The Transit van has been around for decades in Europe and across the globe, while Americans are only just figuring this out since Ford killed off the Econoline van. Nevertheless, the Transit offers a similar setup to the Crafter, with its low loading floor, tall roof with optional heights, an various lengths. The Transit is also available with a variety of engine output options from its 2.2-liter four-cylinder turbodiesel, along with the standard FWD or optional RWD and AWD drivetrain choices. Ford also offers both a manual and automatic transmission.
Read more about the Ford Transit here
The Sprinter has also been around for decades in Europe and other places around the world. It was also the first Euro-van to invade U.S. shores, showing Americans the added functionality of these large vans compared to the smaller, truck-based vans built by domestic automakers.
The Sprinter comes powered by a choice of a four-cylinder or V-6 turbodiesel with several outputs from each.
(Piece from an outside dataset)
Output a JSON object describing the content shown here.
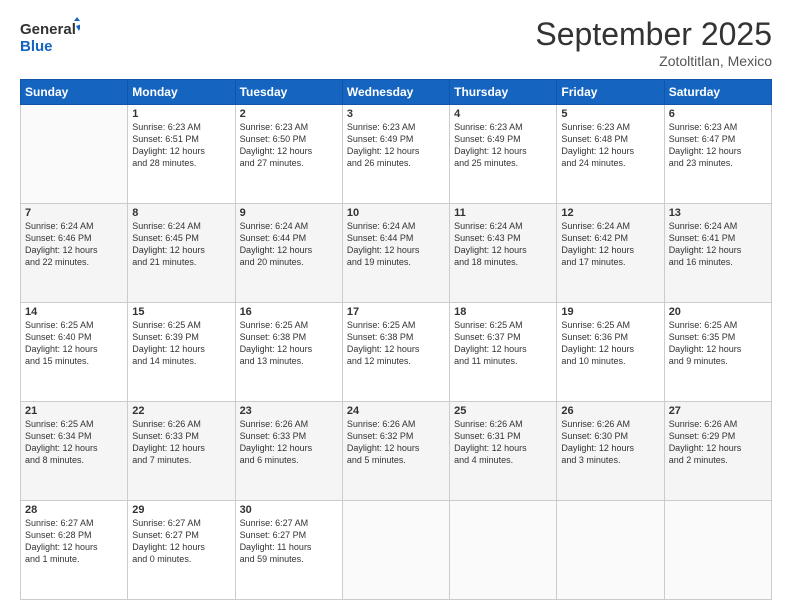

Both automatic and manual transmission are offered, as well as the option for 4WD.
Read more about the Mercedes-Benz Sprinter here
Volkswagen’s move away from the Mercedes Sprinter seems like a great move for Crafter vans. The van now offers more driver aids, improved powertrains, a ton of drivetrain options, and vastly improved designs both inside and out.
What’s more, Volkswagen has built a new manufacturing plant in Wrzesnia, Poland, adding more than 3,000 jobs to the town of nearly 30,000 people. This is VW’s second plant in Poland.
Large commercial vans aren’t the sexiest or most talked-about vehicles on the Internet, but their role in commercial industry and a handful of consumer segments is undeniable. These vehicles are the workhorses that move good and people with little recognition. So for that, we commend Volkswagen for committing itself in building a better version of the Crafter. Those who use it will surely appreciate the extra dedication.